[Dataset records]
BEGIN

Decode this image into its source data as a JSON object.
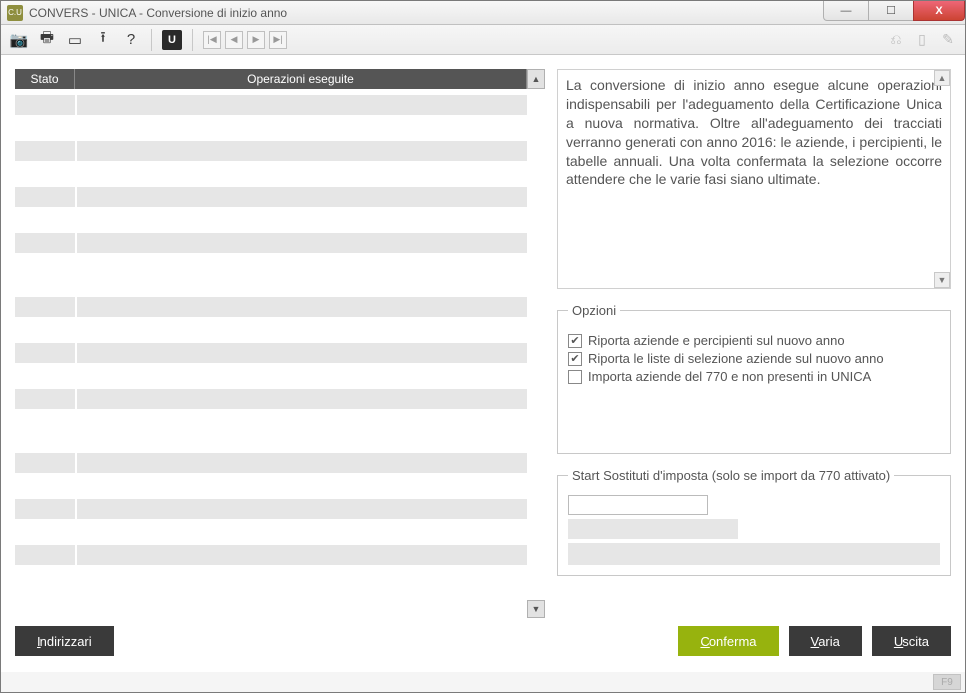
{
  "window": {
    "app_icon_text": "C.U",
    "title": "CONVERS  - UNICA -   Conversione di inizio anno"
  },
  "titlebar_controls": {
    "minimize": "—",
    "maximize": "☐",
    "close": "X"
  },
  "toolbar": {
    "camera": "📷",
    "print": "🖶",
    "folder": "▭",
    "upload": "⭱",
    "help": "?",
    "badge": "U",
    "first": "|◀",
    "prev": "◀",
    "next": "▶",
    "last": "▶|",
    "right1": "⎌",
    "right2": "▯",
    "right3": "✎"
  },
  "table": {
    "col_stato": "Stato",
    "col_op": "Operazioni eseguite",
    "scroll_up": "▲",
    "scroll_down": "▼"
  },
  "description": "La conversione di inizio anno esegue alcune operazioni indispensabili per l'adeguamento della Certificazione Unica a nuova normativa. Oltre all'adeguamento dei tracciati verranno generati con anno 2016: le aziende, i percipienti, le tabelle annuali. Una volta confermata la selezione occorre attendere che le varie fasi siano ultimate.",
  "options": {
    "legend": "Opzioni",
    "chk1": {
      "checked": true,
      "label": "Riporta aziende e percipienti sul nuovo anno"
    },
    "chk2": {
      "checked": true,
      "label": "Riporta le liste di selezione aziende sul nuovo anno"
    },
    "chk3": {
      "checked": false,
      "label": "Importa aziende del 770 e non presenti in UNICA"
    }
  },
  "start": {
    "legend": "Start Sostituti d'imposta (solo se import da 770 attivato)"
  },
  "buttons": {
    "indirizzari": "Indirizzari",
    "conferma": "Conferma",
    "varia": "Varia",
    "uscita": "Uscita"
  },
  "statusbar": {
    "fkey": "F9"
  },
  "check_glyph": "✔"
}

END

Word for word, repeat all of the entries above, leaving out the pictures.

Decode this image into its source data as a JSON object.
{
  "window": {
    "app_icon_text": "C.U",
    "title": "CONVERS  - UNICA -   Conversione di inizio anno"
  },
  "titlebar_controls": {
    "minimize": "—",
    "maximize": "☐",
    "close": "X"
  },
  "toolbar": {
    "camera": "📷",
    "print": "🖶",
    "folder": "▭",
    "upload": "⭱",
    "help": "?",
    "badge": "U",
    "first": "|◀",
    "prev": "◀",
    "next": "▶",
    "last": "▶|",
    "right1": "⎌",
    "right2": "▯",
    "right3": "✎"
  },
  "table": {
    "col_stato": "Stato",
    "col_op": "Operazioni eseguite",
    "scroll_up": "▲",
    "scroll_down": "▼"
  },
  "description": "La conversione di inizio anno esegue alcune operazioni indispensabili per l'adeguamento della Certificazione Unica a nuova normativa. Oltre all'adeguamento dei tracciati verranno generati con anno 2016: le aziende, i percipienti, le tabelle annuali. Una volta confermata la selezione occorre attendere che le varie fasi siano ultimate.",
  "options": {
    "legend": "Opzioni",
    "chk1": {
      "checked": true,
      "label": "Riporta aziende e percipienti sul nuovo anno"
    },
    "chk2": {
      "checked": true,
      "label": "Riporta le liste di selezione aziende sul nuovo anno"
    },
    "chk3": {
      "checked": false,
      "label": "Importa aziende del 770 e non presenti in UNICA"
    }
  },
  "start": {
    "legend": "Start Sostituti d'imposta (solo se import da 770 attivato)"
  },
  "buttons": {
    "indirizzari": "Indirizzari",
    "conferma": "Conferma",
    "varia": "Varia",
    "uscita": "Uscita"
  },
  "statusbar": {
    "fkey": "F9"
  },
  "check_glyph": "✔"
}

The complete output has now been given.